Credit sales for fashion retail chain Truworths increased earnings, despite ongoing challenging trading conditions in both the African and UK markets.
The JSE-listed clothing, shoes, jewellery and homeware retailer said group retail sales for the 26 weeks ended December 29, 2019 grew by a mere 1.2% to R10.6 billion, up from R10.5 billion in 2018.
It said account sales comprised 52% of group retail sales (up 4.3%), and cash sales decreased by 1.9%, relative to the prior period.
In Africa, retail sales increased 2.7% to R7.8 billion from R7.6 billion in 2018, with account sales increasing 4.3% and cash sales decreasing 1.2%.
The number of active accounts at Truworths Africa rose 3.5% to 2.8 million.
Investment analyst and market commentator Chris Gilmour said the increase credit sales tells a story of how cash-strapped consumers are becoming.
“The consumer is literally cash-strapped. For several years the cash-to-credit ratio has been going in favour of cash and away from credit. This is the first time that trajectory has changed direction,” Gilmour says.
“If they had money, they would buy cash.”
Pietermaritzburg NGO Economic Justice and Dignity’s (PMBEJD’s) January 2020 Household Affordability Index released data on how middle-income consumers are feeling the pinch of higher food and administered prices.
Its data were in line with Gilmour’s sentiments of how consumers are taking on increasing debt to survive from month to month.
PMBEJD reported that the cost of a basic household food basket increased by R221.70 to R3 339.98. This is a 7.1% increase from January 2019.
However, despite consumers being at the receiving end of a slow-growing economy, Gilmour said: “Truworths has a fantastic database to advance credit and to advance it sensibly — it is properly disciplined and that is almost unparalleled in South Africa”.
He says this because, in 2015, Truworths began to implement the National Credit Regulator’s (NCR’s) new affordability assessments to manage the risk of issuing credit and ensure that consumers are not over-indebted through unaffordable credit agreements.
Truworths also acknowledged the challenging trading conditions in its interim results.
“Low economic growth, high unemployment, power outages, modest increases in negotiated wages and higher average fuel and utility prices contributed to low consumer confidence and constrained spending in South Africa,” the company says.
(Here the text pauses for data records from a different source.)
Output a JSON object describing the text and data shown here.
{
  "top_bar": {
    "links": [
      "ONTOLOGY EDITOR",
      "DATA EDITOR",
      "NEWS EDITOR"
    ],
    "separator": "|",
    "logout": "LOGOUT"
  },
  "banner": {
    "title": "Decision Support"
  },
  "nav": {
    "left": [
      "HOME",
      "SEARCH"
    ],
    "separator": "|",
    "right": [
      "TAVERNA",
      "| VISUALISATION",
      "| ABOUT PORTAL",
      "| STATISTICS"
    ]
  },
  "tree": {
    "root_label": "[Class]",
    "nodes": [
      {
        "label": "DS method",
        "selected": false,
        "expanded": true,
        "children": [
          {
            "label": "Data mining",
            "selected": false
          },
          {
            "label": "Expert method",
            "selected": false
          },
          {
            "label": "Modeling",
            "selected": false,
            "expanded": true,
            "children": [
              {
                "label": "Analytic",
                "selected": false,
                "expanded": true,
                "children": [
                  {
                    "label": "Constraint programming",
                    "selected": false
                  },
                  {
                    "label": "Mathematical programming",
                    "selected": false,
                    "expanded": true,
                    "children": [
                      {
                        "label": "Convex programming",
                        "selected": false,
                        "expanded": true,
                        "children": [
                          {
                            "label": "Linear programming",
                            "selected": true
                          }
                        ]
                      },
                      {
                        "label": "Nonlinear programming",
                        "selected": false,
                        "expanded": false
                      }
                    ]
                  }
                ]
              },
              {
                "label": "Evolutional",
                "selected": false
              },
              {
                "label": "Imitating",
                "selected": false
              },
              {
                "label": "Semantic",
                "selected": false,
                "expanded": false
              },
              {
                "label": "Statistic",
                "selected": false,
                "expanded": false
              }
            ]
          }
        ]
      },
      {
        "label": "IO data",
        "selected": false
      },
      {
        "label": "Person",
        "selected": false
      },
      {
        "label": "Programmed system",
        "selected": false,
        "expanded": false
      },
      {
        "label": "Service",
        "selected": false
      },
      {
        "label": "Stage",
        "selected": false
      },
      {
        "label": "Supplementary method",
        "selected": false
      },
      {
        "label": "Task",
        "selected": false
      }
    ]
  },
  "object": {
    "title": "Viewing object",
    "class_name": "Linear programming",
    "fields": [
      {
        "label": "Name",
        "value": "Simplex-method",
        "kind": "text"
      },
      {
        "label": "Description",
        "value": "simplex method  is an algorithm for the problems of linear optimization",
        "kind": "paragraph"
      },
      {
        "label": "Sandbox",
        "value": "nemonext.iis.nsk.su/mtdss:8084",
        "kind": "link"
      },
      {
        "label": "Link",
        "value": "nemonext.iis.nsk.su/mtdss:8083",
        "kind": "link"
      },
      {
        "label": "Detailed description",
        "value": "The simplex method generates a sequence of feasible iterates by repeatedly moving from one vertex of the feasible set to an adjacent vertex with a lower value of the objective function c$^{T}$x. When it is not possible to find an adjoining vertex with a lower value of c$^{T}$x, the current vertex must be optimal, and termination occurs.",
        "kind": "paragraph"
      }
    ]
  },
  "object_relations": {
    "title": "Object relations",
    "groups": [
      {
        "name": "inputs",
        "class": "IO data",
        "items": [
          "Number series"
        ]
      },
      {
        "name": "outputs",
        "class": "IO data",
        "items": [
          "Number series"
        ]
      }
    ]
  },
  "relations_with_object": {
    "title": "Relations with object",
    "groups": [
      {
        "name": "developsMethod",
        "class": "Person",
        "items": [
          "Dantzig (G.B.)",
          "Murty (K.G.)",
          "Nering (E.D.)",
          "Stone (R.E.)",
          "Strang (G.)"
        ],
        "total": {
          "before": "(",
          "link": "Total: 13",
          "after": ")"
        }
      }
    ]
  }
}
In this economic climate, it aims to focus on proven merchandise strategies, exercising tight cost and margin control, ensuring the health of the account portfolio and maintaining a strong balance sheet.
“Truworths will look to leverage technological advancements, data analytics and artificial intelligence, further integrate its physical and online retail offerings, build on its fast fashion and quick response capabilities and continue to grow its account base in order to position the business optimally for future growth,” the company says.
A decrease in UK sales
In rand terms retail sales for the UK-based Office segment decreased 2.6% to R2.8 billion.
It attributed this to Brexit uncertainty, combined with continued pressure on store-based retailing negatively impacting the UK economy.
It expects Office to continue to encounter headwinds for the remainder of the financial period to June 2020, as negative consumer sentiment and Brexit-related uncertainty suppresses retail sales growth.
The Office chain also faces ongoing cost and margin pressure from the consumer shift from store-based retailing to online shopping. Online sales contributed approximately 34% to retail sales for the current period.
“Online retail is becoming a bigger feature in Australia and the UK, so if you haven’t got an outstanding online offering you are going to take real pain,” Gilmour says.
Gilmour said Truworths should brace itself for tougher times.
“It has been in deep trouble because, since the beginning of this year, its sales are down 14.4%.”
He said it made a mistake by joining the Foschini Group (TFG) and Woolworths, in diversifying into offshore markets.
“In hindsight they should have never gone offshore in the first place. I think they are getting some sort of appease now, but it is going to very tough. Brexit itself is going to be tough for all retailers,” Gilmour says.